I need more poetry in my life. This occurred to me not long ago when I noticed on my shelf Bill Brown‘s book, The Gods of Little Pleasures. I had bought this in a tiny craft store in Virginia on my honeymoon 12 years ago, and had still not finished it. This week, I finally did.
And loved it. Brown’s poetry is exactly the kind of thing I like. His themes include reverence for age and a domestic life enhanced by appreciation for the natural world. I wish I could share more of this wonderful collection, but here are two items.
First, Brown reading the last poem in the book, from which the title comes:
“Worship” appears to be the end of a little trilogy that concludes The Gods of Little Pleasures. The other two–“Backwoods Vespers” and “Prayer”–are also excellent.
Second, here’s another one I loved, appropriate for this time of year:
The cat on the porch cocks an eye
as I tote wood for October’s fire. Perhaps she
remembers naps beside the hearth.
“First frost, first fire,” my father said;
and this morning’s yard is ashimmer.
Lost in the push of my life, the one
to earn bread and shelter, it’s good
to recognize an order both immediate
and beyond my plans. Hope, like desert rain,
is always welcome. That’s the danger.

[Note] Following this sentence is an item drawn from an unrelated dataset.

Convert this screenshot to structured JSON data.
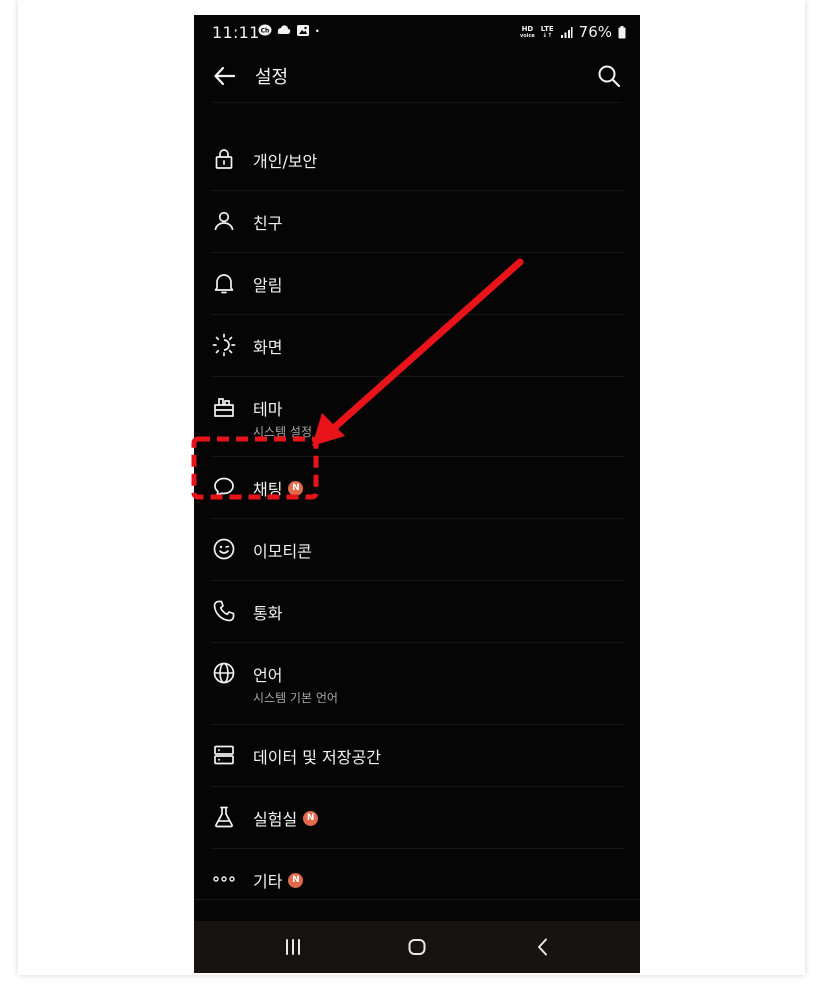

This morning hope comes in little rituals
lost to summer: splitting wood, gathering
kindling from oak branches at the fence.

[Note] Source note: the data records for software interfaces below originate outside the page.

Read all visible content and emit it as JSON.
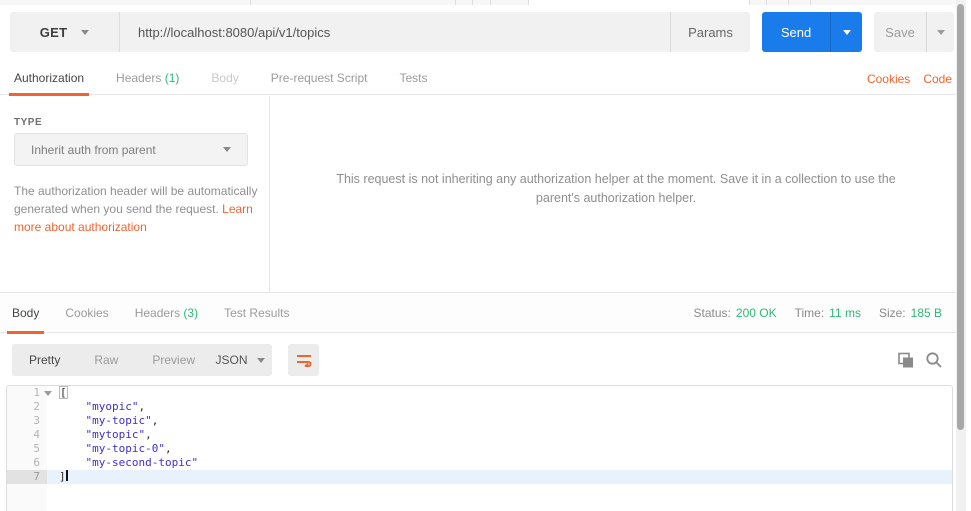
{
  "colors": {
    "accent_orange": "#F0642F",
    "primary_blue": "#1A7CEB",
    "success_green": "#2DB976",
    "json_string_color": "#3D2FD1"
  },
  "request_bar": {
    "method": "GET",
    "url": "http://localhost:8080/api/v1/topics",
    "params_button": "Params",
    "send_button": "Send",
    "save_button": "Save"
  },
  "request_tabs": {
    "authorization": "Authorization",
    "headers": "Headers",
    "headers_count": "(1)",
    "body": "Body",
    "prerequest_script": "Pre-request Script",
    "tests": "Tests",
    "cookies_link": "Cookies",
    "code_link": "Code"
  },
  "auth_panel": {
    "type_label": "TYPE",
    "type_value": "Inherit auth from parent",
    "description": "The authorization header will be automatically generated when you send the request. ",
    "learn_more_link": "Learn more about authorization",
    "helper_message": "This request is not inheriting any authorization helper at the moment. Save it in a collection to use the parent's authorization helper."
  },
  "response_panel": {
    "tab_body": "Body",
    "tab_cookies": "Cookies",
    "tab_headers": "Headers",
    "tab_headers_count": "(3)",
    "tab_test_results": "Test Results",
    "status_label": "Status:",
    "status_value": "200 OK",
    "time_label": "Time:",
    "time_value": "11 ms",
    "size_label": "Size:",
    "size_value": "185 B",
    "view_pretty": "Pretty",
    "view_raw": "Raw",
    "view_preview": "Preview",
    "format_select": "JSON"
  },
  "editor": {
    "lines": [
      {
        "num": "1",
        "open": "["
      },
      {
        "num": "2",
        "code": "    \"myopic\"",
        "comma": ","
      },
      {
        "num": "3",
        "code": "    \"my-topic\"",
        "comma": ","
      },
      {
        "num": "4",
        "code": "    \"mytopic\"",
        "comma": ","
      },
      {
        "num": "5",
        "code": "    \"my-topic-0\"",
        "comma": ","
      },
      {
        "num": "6",
        "code": "    \"my-second-topic\"",
        "comma": ""
      },
      {
        "num": "7",
        "close": "]"
      }
    ]
  }
}
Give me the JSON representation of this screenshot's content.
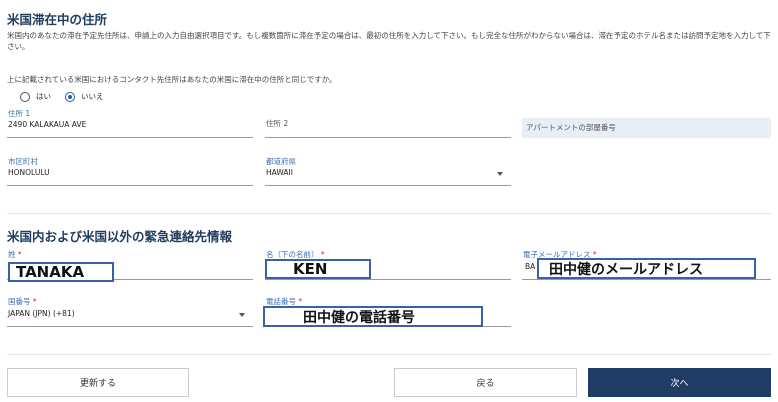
{
  "address_section": {
    "title": "米国滞在中の住所",
    "description": "米国内のあなたの滞在予定先住所は、申請上の入力自由選択項目です。もし複数箇所に滞在予定の場合は、最初の住所を入力して下さい。もし完全な住所がわからない場合は、滞在予定のホテル名または訪問予定地を入力して下さい。",
    "same_address_question": "上に記載されている米国におけるコンタクト先住所はあなたの米国に滞在中の住所と同じですか。",
    "radio_yes": "はい",
    "radio_no": "いいえ",
    "address1_label": "住所 1",
    "address1_value": "2490 KALAKAUA AVE",
    "address2_placeholder": "住所 2",
    "apartment_placeholder": "アパートメントの部屋番号",
    "city_label": "市区町村",
    "city_value": "HONOLULU",
    "state_label": "都道府県",
    "state_value": "HAWAII"
  },
  "emergency_section": {
    "title": "米国内および米国以外の緊急連絡先情報",
    "last_name_label": "姓",
    "last_name_value": "TANAKA",
    "first_name_label": "名（下の名前）",
    "first_name_value": "KEN",
    "email_label": "電子メールアドレス",
    "email_prefix": "BA",
    "email_value": "田中健のメールアドレス",
    "country_code_label": "国番号",
    "country_code_value": "JAPAN (JPN) (+81)",
    "phone_label": "電話番号",
    "phone_value": "田中健の電話番号",
    "required_mark": "*"
  },
  "buttons": {
    "update": "更新する",
    "back": "戻る",
    "next": "次へ"
  },
  "colors": {
    "accent": "#1f3c64",
    "label_blue": "#3a6fb0",
    "required_red": "#c0392b"
  }
}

Building the first fall fire is like lighting
a prayer candle to some space lost
among the daily rhythms of the heart.
One can stop time only in dreams,
but at the edge of a season, I sense
a slowing of the blood; something resolute
and fleeting is remembered for an hour,
then forgotten. I take my coffee to the porch,
sit by the cat, and watch the first smoke rise
in unknown messages toward heaven.